DIRECTIONS FOR THIS TASK: Copy each line from the listing below where the word "people" shows up.

INFORMATION GIVEN:

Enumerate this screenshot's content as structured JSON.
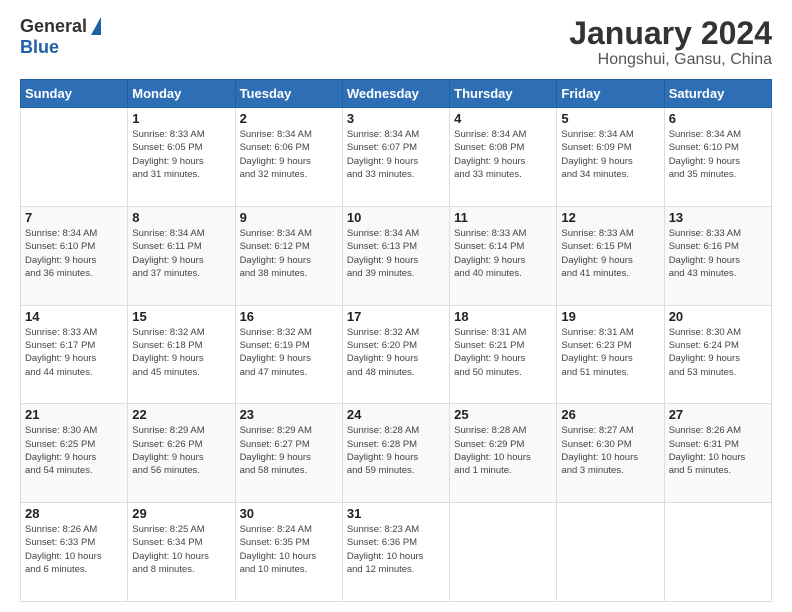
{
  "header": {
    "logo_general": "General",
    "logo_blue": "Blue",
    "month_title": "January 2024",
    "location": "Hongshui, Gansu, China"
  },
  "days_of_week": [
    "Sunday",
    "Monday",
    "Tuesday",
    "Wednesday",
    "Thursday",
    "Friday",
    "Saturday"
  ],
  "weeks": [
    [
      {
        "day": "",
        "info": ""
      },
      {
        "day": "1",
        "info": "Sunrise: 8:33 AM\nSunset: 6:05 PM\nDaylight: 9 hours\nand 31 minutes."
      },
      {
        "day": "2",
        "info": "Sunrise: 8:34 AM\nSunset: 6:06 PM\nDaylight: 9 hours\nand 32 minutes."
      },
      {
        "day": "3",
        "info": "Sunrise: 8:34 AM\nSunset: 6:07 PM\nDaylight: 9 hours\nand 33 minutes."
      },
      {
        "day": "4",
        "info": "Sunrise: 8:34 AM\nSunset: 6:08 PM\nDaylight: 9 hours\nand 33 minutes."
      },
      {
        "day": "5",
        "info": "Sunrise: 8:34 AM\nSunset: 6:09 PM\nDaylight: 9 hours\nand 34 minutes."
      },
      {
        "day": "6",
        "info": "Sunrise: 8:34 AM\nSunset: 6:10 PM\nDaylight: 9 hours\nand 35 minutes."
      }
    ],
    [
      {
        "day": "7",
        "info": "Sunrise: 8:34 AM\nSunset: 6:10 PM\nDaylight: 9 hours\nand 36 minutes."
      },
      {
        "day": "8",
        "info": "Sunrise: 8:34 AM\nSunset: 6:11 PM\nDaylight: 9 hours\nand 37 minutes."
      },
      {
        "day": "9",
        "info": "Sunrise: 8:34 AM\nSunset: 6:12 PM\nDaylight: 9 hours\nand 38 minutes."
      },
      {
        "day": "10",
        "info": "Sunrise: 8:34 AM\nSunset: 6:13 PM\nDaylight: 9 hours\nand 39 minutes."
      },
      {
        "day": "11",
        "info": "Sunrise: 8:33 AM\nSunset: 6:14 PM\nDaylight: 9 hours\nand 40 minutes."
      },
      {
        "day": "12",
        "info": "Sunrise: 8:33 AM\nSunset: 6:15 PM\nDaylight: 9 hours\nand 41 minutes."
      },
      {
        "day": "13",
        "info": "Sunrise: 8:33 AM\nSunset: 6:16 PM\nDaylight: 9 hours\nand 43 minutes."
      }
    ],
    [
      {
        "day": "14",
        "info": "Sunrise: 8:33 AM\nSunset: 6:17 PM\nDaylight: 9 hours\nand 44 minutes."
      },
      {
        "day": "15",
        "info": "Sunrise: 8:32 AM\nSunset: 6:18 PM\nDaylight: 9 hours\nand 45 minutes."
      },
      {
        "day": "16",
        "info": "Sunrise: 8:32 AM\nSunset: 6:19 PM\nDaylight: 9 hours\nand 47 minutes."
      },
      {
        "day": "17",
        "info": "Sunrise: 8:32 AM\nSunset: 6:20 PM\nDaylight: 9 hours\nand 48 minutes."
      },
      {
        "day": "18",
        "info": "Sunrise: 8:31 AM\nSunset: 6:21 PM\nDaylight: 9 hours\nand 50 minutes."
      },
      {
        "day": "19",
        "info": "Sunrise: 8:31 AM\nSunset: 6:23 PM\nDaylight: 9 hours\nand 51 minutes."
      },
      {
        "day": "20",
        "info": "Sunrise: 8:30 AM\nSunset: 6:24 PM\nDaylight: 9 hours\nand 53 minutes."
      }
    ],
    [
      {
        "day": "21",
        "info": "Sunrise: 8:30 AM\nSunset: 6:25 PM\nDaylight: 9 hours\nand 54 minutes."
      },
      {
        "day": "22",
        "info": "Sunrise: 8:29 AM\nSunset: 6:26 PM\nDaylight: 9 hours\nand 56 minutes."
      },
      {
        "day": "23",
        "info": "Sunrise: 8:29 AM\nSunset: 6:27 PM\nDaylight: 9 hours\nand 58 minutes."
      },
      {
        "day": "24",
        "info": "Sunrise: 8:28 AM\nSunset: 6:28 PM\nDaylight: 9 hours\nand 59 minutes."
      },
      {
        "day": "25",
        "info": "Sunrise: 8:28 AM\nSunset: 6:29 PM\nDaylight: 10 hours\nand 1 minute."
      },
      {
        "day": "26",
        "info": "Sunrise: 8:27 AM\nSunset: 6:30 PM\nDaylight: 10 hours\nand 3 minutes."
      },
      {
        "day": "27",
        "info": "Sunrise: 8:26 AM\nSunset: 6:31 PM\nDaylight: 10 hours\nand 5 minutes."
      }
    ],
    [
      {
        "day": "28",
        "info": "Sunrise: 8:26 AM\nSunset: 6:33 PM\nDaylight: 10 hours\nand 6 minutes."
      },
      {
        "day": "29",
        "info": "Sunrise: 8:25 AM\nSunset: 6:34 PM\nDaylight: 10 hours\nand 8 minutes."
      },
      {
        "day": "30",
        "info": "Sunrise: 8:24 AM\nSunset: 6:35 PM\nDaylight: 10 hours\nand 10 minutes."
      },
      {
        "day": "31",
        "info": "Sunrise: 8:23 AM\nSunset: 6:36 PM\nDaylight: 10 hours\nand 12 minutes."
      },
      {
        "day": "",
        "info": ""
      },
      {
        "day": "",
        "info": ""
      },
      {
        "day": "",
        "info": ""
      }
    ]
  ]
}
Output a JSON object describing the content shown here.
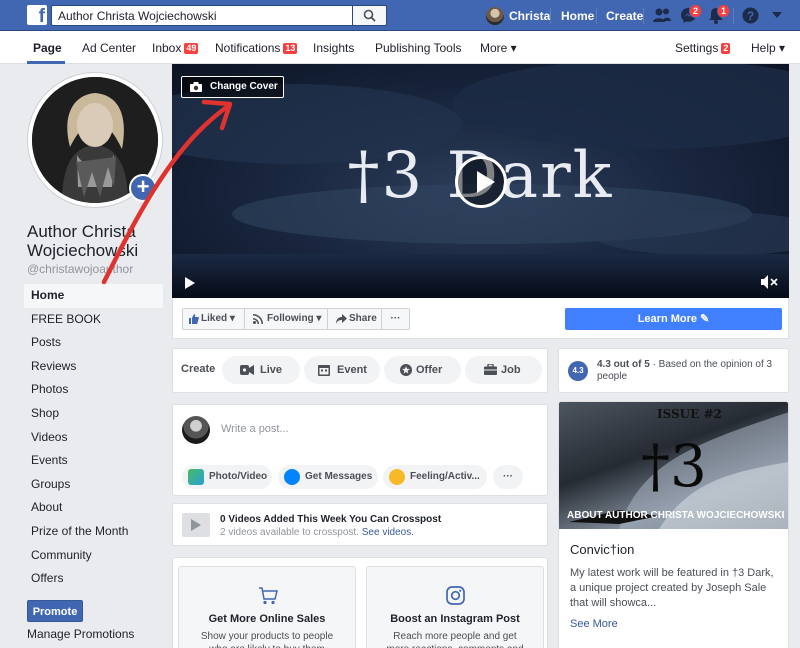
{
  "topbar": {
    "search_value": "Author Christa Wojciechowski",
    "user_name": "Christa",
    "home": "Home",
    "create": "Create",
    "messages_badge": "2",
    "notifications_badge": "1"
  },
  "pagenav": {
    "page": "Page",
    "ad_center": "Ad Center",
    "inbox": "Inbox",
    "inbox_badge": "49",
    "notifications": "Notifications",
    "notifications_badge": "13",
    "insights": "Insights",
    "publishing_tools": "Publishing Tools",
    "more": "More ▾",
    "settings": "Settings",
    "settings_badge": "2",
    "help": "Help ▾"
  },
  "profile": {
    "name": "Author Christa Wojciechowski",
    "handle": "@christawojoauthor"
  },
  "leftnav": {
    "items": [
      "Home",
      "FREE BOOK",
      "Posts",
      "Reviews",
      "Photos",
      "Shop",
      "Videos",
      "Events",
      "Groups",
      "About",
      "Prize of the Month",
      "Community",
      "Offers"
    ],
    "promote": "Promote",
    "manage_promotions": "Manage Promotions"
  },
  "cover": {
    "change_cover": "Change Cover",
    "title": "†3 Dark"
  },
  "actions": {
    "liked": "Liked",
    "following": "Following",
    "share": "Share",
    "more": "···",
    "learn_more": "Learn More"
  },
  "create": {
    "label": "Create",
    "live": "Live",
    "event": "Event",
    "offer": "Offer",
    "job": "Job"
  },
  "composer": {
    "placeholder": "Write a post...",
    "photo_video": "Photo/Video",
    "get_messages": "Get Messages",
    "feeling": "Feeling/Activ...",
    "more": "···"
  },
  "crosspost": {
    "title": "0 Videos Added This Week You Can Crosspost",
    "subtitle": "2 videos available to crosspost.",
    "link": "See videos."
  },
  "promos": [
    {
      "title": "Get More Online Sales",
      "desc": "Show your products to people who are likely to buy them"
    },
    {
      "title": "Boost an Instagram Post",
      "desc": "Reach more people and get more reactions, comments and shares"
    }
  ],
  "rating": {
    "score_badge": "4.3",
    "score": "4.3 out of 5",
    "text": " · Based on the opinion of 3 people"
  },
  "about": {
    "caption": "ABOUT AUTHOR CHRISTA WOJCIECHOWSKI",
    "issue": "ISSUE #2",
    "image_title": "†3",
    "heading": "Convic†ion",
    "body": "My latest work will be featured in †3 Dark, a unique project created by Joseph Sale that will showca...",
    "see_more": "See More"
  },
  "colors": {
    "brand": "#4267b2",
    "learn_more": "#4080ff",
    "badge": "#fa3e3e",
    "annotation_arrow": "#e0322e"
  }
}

OUTPUT FOR THIS EXERCISE:
      "desc": "Show your products to people who are likely to buy them"
      "desc": "Reach more people and get more reactions, comments and shares"
    "text": " · Based on the opinion of 3 people"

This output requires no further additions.